▶

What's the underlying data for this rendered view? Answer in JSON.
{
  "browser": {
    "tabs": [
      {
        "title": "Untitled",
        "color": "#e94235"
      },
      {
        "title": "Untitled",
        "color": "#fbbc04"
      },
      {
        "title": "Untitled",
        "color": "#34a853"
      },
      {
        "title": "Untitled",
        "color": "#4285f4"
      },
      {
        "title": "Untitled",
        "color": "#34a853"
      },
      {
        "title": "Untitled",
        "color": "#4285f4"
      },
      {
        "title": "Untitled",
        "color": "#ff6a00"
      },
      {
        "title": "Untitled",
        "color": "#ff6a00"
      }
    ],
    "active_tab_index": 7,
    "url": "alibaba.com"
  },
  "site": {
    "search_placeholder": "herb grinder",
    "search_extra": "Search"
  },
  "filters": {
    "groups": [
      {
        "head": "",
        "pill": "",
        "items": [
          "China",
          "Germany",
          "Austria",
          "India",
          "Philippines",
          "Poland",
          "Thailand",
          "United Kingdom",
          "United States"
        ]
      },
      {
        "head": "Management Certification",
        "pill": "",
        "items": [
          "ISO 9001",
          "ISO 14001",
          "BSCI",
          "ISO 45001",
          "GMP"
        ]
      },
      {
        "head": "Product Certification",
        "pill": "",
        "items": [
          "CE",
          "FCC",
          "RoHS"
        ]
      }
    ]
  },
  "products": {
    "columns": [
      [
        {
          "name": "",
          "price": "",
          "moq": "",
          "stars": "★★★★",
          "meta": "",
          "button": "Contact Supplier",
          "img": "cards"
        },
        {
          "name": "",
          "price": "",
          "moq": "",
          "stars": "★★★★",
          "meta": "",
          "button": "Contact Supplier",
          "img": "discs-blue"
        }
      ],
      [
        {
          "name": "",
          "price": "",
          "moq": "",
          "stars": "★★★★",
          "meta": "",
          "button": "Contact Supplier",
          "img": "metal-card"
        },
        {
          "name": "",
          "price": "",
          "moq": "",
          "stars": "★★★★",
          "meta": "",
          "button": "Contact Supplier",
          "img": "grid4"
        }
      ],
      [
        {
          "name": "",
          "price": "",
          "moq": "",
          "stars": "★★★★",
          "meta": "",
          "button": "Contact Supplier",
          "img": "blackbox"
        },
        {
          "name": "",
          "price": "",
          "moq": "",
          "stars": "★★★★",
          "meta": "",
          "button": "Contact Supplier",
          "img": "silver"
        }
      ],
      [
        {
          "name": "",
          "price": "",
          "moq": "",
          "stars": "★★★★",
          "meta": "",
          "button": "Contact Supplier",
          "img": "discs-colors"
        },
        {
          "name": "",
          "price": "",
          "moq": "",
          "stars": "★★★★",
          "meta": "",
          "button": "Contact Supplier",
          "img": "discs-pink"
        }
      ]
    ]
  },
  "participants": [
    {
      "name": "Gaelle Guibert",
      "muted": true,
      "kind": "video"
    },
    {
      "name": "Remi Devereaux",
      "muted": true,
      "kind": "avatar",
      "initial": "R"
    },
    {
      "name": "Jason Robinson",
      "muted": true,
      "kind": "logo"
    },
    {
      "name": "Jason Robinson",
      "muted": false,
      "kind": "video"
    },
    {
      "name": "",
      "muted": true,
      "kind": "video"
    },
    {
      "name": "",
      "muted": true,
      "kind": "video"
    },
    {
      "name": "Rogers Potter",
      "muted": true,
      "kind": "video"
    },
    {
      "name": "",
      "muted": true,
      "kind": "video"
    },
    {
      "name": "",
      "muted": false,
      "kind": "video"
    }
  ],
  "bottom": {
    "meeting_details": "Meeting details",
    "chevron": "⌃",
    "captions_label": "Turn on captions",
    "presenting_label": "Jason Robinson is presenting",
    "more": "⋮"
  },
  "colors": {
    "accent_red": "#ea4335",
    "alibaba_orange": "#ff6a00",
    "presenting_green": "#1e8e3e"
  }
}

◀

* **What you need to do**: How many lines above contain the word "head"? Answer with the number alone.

* **Result for this task**: 3